Instead, the Republicans succeeded in creating a legislative zombie session, one that’s neither dead nor alive, which worked in fits and starts throughout the summer. Ultimately, action by the courts took some of the most contentious issues off the table, and the zombie was mercifully put to rest before it could get its hands on the minimum wage.

It was hardly a happy ending, but it’s a relief that it’s over.

This episode should provide a valuable lesson to those of us who believe that Maine is doing too much of its lawmaking by referendum. If you want to have fewer complex issues decided on a yes-or-no basis by the voters on Election Day, you should take a long look at what just happened and figure out how to make sure it doesn’t happen again.

It’s not just a simple case of philosophical difference or partisan gridlock. This was a direct attack on the legislative process designed to give a numerical minority the upper hand in negotiations to undo programs with popular support.

House Republicans used their ability to stop the process to blow up bipartisan deals that had the support of the Republican-controlled Senate.

In the House, Republicans refused to vote on an errors bill, which fixed various mistakes in the budget passed in 2017.

One of those errors was a simple typo that had the effect of denying Clean Election funding to qualified candidates for legislator and governor. And they stonewalled a compromise on funding to implement Medicaid expansion, giving LePage an excuse to shirk even the most basic administrative steps required under the law that was passed by the voters.

All the jockeying pushed legislative business from the spring into the summer, but even given the delay, they did not accomplish much. A Superior Court justice ordered the state to distribute the Clean Elections funding. Another judge ordered the administration to file a Medicaid expansion plan with the federal government as required by the law. That was upheld by the state supreme court.

With their two main bargaining chips lost, House negotiators were able to come to terms on the remaining unfinished business, including a compromise bill that brought the state tax code into closer conformity with changes to the reformed federal code. Additional support for child protective services, including hiring caseworkers and updating the computer system, was also approved.

In the end, the minority was not able to exert its will over everyone else, but it did drag out the process and sap the public’s confidence in the lawmakers’ ability to do their jobs. This kind of legislating invites the work-arounds through referendums and the courts that conservatives say they don’t like. The lesson for future lawmakers should be that just because you can do something doesn’t mean you should.
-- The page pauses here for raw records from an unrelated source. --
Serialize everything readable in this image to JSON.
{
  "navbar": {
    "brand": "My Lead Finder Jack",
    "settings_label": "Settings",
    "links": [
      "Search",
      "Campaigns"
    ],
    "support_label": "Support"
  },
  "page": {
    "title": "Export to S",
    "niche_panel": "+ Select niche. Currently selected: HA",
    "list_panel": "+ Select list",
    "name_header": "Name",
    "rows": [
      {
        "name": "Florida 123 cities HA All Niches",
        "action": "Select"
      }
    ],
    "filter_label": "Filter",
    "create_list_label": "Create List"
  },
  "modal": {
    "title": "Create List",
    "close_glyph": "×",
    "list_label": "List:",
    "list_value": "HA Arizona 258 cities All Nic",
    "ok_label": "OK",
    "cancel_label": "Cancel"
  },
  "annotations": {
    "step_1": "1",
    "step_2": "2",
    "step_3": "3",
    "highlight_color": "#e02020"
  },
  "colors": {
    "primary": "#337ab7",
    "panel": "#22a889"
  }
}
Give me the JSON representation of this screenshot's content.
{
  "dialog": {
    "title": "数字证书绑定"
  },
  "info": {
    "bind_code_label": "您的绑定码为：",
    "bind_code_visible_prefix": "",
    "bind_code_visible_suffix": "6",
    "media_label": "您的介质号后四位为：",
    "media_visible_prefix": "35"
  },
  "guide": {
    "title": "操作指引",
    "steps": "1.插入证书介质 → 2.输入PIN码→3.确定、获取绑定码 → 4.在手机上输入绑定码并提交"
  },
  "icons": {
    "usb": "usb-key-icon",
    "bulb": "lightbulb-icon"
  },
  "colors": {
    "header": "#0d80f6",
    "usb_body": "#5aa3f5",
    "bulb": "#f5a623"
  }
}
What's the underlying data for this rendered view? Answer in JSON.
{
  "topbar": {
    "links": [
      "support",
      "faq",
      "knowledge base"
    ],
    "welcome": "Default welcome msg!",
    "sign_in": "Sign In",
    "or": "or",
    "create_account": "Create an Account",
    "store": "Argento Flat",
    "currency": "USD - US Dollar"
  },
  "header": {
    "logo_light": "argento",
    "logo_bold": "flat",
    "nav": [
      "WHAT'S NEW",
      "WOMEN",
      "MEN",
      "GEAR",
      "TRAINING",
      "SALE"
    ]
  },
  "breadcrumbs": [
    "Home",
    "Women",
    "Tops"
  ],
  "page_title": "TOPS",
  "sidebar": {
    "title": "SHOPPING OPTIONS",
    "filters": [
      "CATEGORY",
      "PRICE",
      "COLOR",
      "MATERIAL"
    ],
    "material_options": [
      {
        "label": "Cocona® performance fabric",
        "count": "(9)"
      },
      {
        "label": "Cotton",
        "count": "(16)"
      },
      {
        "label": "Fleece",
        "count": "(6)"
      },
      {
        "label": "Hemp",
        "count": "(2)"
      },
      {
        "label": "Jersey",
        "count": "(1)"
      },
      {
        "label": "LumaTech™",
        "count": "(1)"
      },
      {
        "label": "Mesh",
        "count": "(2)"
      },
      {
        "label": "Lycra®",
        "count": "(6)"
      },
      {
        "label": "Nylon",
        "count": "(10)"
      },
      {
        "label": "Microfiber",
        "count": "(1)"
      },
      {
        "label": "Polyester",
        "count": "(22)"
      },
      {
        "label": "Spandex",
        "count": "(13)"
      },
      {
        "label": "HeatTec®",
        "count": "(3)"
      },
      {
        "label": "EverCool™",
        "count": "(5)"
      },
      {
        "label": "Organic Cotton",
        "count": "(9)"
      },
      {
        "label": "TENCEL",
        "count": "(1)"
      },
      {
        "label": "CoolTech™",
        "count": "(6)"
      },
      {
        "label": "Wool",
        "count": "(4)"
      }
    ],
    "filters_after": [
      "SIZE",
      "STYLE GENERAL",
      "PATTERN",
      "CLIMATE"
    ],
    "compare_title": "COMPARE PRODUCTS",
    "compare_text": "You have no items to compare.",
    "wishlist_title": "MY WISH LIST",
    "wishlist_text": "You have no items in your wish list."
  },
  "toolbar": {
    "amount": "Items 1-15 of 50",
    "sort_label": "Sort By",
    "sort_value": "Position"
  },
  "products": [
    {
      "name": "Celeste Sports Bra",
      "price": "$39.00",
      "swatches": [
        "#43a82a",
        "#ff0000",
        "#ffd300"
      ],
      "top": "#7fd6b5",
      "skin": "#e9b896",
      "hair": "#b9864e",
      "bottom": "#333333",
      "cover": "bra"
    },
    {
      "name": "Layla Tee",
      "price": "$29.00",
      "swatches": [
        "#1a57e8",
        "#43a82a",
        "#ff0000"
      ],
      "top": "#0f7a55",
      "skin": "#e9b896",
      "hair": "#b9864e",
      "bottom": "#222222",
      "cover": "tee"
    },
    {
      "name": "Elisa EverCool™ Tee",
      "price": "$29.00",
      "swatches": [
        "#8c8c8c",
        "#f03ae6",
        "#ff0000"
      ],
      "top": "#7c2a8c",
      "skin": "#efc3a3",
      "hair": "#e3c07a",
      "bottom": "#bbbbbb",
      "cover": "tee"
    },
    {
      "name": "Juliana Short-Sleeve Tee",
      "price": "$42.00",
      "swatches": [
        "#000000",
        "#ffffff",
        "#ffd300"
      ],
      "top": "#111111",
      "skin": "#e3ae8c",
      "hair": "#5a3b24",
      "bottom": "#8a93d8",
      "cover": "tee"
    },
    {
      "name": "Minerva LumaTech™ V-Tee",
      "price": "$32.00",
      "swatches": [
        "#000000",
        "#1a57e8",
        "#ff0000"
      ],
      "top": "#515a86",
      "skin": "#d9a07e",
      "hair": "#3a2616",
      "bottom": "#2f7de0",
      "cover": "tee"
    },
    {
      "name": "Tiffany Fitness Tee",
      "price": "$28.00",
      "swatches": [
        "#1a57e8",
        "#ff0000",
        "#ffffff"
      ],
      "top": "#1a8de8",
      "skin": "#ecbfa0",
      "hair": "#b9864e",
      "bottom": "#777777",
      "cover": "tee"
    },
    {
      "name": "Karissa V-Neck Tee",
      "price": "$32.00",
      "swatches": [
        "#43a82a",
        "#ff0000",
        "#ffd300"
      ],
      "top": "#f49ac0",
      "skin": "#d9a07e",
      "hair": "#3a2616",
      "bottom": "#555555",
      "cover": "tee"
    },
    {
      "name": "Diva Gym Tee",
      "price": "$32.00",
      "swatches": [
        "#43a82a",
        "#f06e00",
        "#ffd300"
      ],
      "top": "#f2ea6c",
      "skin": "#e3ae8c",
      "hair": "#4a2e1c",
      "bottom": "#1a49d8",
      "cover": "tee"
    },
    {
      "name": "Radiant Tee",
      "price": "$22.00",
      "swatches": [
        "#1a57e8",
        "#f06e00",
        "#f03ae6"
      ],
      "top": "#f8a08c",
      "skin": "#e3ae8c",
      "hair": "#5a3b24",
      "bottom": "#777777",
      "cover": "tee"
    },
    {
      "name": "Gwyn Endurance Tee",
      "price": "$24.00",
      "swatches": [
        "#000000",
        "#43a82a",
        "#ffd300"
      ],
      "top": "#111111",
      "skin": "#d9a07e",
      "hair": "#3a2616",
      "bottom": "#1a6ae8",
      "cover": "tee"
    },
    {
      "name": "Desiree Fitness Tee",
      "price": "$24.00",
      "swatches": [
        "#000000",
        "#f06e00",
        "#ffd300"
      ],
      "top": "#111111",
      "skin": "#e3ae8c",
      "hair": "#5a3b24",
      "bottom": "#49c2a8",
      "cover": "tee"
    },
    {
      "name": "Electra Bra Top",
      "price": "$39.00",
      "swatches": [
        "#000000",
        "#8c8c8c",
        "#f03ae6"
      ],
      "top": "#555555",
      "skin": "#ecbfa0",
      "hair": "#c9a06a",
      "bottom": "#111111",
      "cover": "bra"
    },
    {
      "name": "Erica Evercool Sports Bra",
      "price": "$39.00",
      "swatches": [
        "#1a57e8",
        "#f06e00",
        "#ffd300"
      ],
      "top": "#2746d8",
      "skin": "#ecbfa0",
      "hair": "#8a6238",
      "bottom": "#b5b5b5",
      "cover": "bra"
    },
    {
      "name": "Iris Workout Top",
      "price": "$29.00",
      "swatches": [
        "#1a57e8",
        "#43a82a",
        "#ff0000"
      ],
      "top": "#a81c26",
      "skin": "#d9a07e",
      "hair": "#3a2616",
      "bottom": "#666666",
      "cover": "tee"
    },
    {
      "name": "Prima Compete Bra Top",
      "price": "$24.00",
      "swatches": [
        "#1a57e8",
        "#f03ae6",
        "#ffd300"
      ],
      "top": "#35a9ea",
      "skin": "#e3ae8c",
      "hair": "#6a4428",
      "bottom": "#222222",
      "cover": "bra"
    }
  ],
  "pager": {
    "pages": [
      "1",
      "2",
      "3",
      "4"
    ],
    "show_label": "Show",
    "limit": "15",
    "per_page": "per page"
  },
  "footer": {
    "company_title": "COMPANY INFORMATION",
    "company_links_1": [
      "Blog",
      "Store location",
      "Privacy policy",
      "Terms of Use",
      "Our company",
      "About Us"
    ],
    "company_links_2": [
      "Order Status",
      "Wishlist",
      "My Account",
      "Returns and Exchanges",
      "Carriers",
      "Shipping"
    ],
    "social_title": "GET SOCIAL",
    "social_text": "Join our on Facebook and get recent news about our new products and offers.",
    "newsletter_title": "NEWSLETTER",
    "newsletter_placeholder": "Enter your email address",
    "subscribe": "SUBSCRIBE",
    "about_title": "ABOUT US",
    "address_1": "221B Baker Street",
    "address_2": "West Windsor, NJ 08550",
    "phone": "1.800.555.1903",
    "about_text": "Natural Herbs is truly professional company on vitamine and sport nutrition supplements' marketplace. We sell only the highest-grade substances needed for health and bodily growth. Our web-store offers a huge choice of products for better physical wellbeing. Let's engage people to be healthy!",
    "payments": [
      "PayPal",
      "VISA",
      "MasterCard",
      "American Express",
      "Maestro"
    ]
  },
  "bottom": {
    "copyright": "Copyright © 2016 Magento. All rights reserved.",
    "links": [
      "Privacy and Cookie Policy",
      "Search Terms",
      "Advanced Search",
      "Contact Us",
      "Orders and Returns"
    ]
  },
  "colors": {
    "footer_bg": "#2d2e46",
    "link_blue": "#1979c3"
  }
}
In the book “How Democracies Die,” authors Steven Levitsky and Daniel Ziblatt talk about “institutional forbearance,” which they describe as one of the unwritten laws that keep democratic competition from turning into a partisan fight to the death.

They write: “Where norms of forbearance are strong, politicians do not use institutional prerogatives to the hilt, even if it is technically legal to do so, for such action could imperil the existing system.”

Thanks to term limits, there will be a new cast of characters in Augusta next year. Lawmakers and the next governor ought to look at the 2018 horror show, and pledge that there won’t be a sequel.